In the Wake of Tragedy

Nation mourns, responds to mass shootings

Memorials+are+displayed+for+victims+outside+Walmart%2C+near+the+scene+of+a+mass+shooting+which+left+22+people+dead+Aug.6%2C+in+El+Paso%2C+Texas.

Mrs. Victoria Ramirez/used with permission

Memorials are displayed for victims outside Walmart, near the scene of a mass shooting which left 22 people dead Aug.6, in El Paso, Texas.

Jamie Goldman, Co-Editor-in-Chief

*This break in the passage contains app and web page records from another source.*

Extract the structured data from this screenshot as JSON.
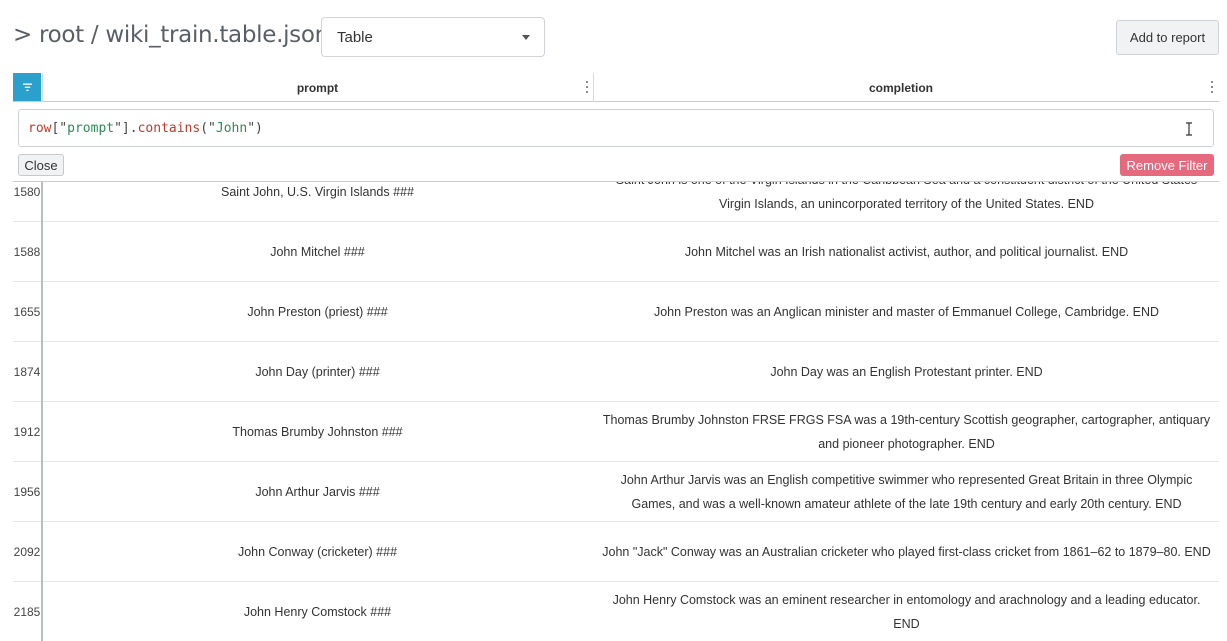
{
  "header": {
    "breadcrumb": "> root / wiki_train.table.json",
    "view_select": "Table",
    "add_to_report": "Add to report"
  },
  "columns": {
    "prompt": "prompt",
    "completion": "completion"
  },
  "filter": {
    "tokens": [
      "row",
      "[\"",
      "prompt",
      "\"].",
      "contains",
      "(\"",
      "John",
      "\")"
    ],
    "close_label": "Close",
    "remove_label": "Remove Filter"
  },
  "colors": {
    "filter_accent": "#2aa0cc",
    "remove_filter": "#e66a7d"
  },
  "rows": [
    {
      "index": "1580",
      "prompt": "Saint John, U.S. Virgin Islands ###",
      "completion": "Saint John is one of the Virgin Islands in the Caribbean Sea and a constituent district of the United States Virgin Islands, an unincorporated territory of the United States. END"
    },
    {
      "index": "1588",
      "prompt": "John Mitchel ###",
      "completion": "John Mitchel was an Irish nationalist activist, author, and political journalist. END"
    },
    {
      "index": "1655",
      "prompt": "John Preston (priest) ###",
      "completion": "John Preston was an Anglican minister and master of Emmanuel College, Cambridge. END"
    },
    {
      "index": "1874",
      "prompt": "John Day (printer) ###",
      "completion": "John Day was an English Protestant printer. END"
    },
    {
      "index": "1912",
      "prompt": "Thomas Brumby Johnston ###",
      "completion": "Thomas Brumby Johnston FRSE FRGS FSA was a 19th-century Scottish geographer, cartographer, antiquary and pioneer photographer. END"
    },
    {
      "index": "1956",
      "prompt": "John Arthur Jarvis ###",
      "completion": "John Arthur Jarvis was an English competitive swimmer who represented Great Britain in three Olympic Games, and was a well-known amateur athlete of the late 19th century and early 20th century. END"
    },
    {
      "index": "2092",
      "prompt": "John Conway (cricketer) ###",
      "completion": "John \"Jack\" Conway was an Australian cricketer who played first-class cricket from 1861–62 to 1879–80. END"
    },
    {
      "index": "2185",
      "prompt": "John Henry Comstock ###",
      "completion": "John Henry Comstock was an eminent researcher in entomology and arachnology and a leading educator. END"
    }
  ]
}
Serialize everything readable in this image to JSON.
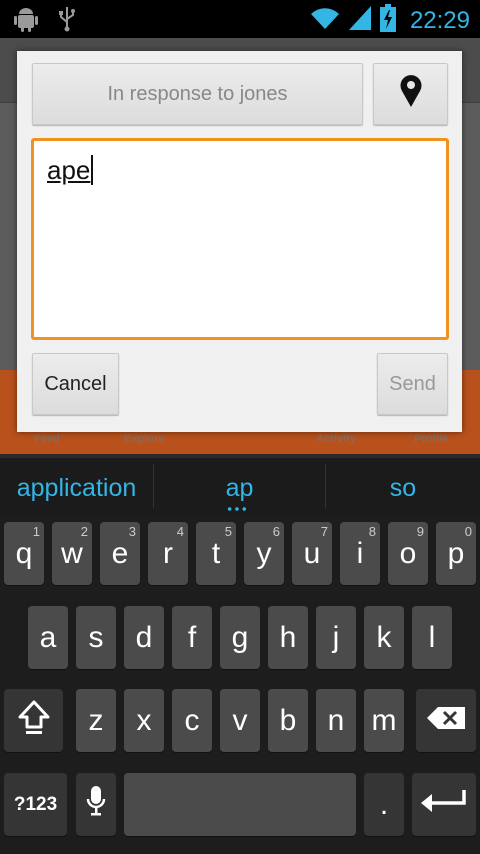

Democratic presidential candidate Beto O’Rourke took the stage in Houston Sept. 12 for the third Democratic primary debate.
“…[W]e’re going to take your AR-15, your AK-47,” the former congressman from El Paso said. “We’re not going to allow it to be used against our fellow Americans anymore.”
Those in attendance at Texas Southern University cheered. It was little more than a month earlier that a mass shooting targeting Hispanics in his hometown left 22 people dead and two dozen injured.
Mrs. Victoria Ramirez is the art director at the art museum in El Paso, and she spoke with The Viking Views.
“I was one of the first to be notified, because when the city realized that there was an active shooter, they started to shut down their public facilities like museums [and] libraries, and they even wanted to evacuate parks, because what started happening is that they were getting conflicting stories that there [was] possibly more than one active shooter,” she said. “It was scary, but I was in work mode, shutting down a museum, evacuating staff and just wanting to make sure that visitors got home safely.”
Less than 24 hours later, another shooting occurred in Dayton, Ohio.
“It was just 32 seconds from the first shot to the last shot,” Time Magazine reported Aug. 9. “In that time, a 24-year-old gunman with an AR-15-style assault rifle and a 100-round drum magazine was able to kill nine people and wound 27 others.”
President Donald Trump met with Dayton Mayor Nan Whaley and Senators Rob Portman and Sherrod Brown before meeting with the families of the victims.